“We are concerned that torture may be utilized in coercing confessions from these adolescents,” said Dr. Homer Venters, director of programs at the Physicians for Human Rights. “Captured children forced into fighting with ISIS are also victims of human rights violations, including physical and mental trauma and should be treated as such.”


The majority of the foreign wives and children are documented to be from Turkey and Russia – with significant numbers from the Caucasus region. There are smaller percentages of fighters from numerous other nations, including many in Europe.


Since the fall of Mosul in July 2017, some 1500 ISIS wives and children have been brought to specialized camps operated by Iraqi authorities.  (Hollie McKay/Fox News)

Sudani also noted Iraqis are still in the process of trying to determine the nationality of many detainees, who are without proper documentation.

One Baghdad-based official, who requested anonymity as they were not authorized to speak to the media, told Fox News the problem with the children is being complicated by the fact that, in many cases, the identity of the father is unknown.

And for those whose nationalities have been verified, there are still unsolved diplomatic snags.

“Baghdad is in the process of negotiating with their countries of origin to have most of them repatriated, but there is a lot of resistance,” said the source. “Most of these countries simply don’t want them back.”

The wives and babies are being held in a camp in al-Rusafa in the Baghdad region, Sudani said, separate from other non-ISIS families. Aid workers and officials have routinely expressed concern the ISIS families may be subject to retaliation from those who have been deeply afflicted by the barbaric insurgent group.

At the request of the government, the International Committee of the Red Cross (ICRC) has been providing these mothers and children in camps and orphanages with baby formula and hygiene items, as well as helping to “restore the links” with relatives in their country of origin, mostly by facilitating the exchange of Red Cross messages.

In addition to the 1500 ISIS wives and families, more than 7000 foreign ISIS males are being detained across the country waiting to stand trial. More than 90 have already been executed for their terrorist membership.

“It is critical to remember that, even when someone is proven to be a member of a terrorist organization, their family members are not guilty by association,” added Tuva Raanes Bogsnes, a spokesperson for The Norwegian Refugee Council (NRC).
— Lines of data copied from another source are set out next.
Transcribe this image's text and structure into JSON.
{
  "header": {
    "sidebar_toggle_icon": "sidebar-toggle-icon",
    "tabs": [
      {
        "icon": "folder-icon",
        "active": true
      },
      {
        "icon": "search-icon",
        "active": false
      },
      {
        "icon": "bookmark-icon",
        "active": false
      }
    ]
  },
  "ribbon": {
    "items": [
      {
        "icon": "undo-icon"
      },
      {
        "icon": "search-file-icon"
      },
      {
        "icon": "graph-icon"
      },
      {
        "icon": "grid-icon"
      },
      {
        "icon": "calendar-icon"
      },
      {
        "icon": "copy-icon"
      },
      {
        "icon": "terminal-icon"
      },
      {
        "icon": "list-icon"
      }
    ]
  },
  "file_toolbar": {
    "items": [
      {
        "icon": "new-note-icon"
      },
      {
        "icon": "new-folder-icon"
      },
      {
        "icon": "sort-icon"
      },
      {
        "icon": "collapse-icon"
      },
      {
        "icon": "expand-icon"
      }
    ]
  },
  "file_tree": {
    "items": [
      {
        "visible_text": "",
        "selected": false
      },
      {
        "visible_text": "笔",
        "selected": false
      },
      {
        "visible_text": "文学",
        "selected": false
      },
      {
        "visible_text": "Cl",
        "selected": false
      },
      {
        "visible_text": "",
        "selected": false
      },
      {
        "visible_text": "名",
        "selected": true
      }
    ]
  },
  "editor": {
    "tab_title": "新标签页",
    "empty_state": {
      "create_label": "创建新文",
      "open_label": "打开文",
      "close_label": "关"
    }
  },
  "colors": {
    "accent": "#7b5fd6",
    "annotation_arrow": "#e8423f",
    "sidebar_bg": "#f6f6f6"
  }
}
Hollie McKay has been a staff reporter since 2007. She has reported extensively from the Middle East on the rise and fall of terrorist groups such as ISIS in Iraq. Follow her on twitter at @holliesmckay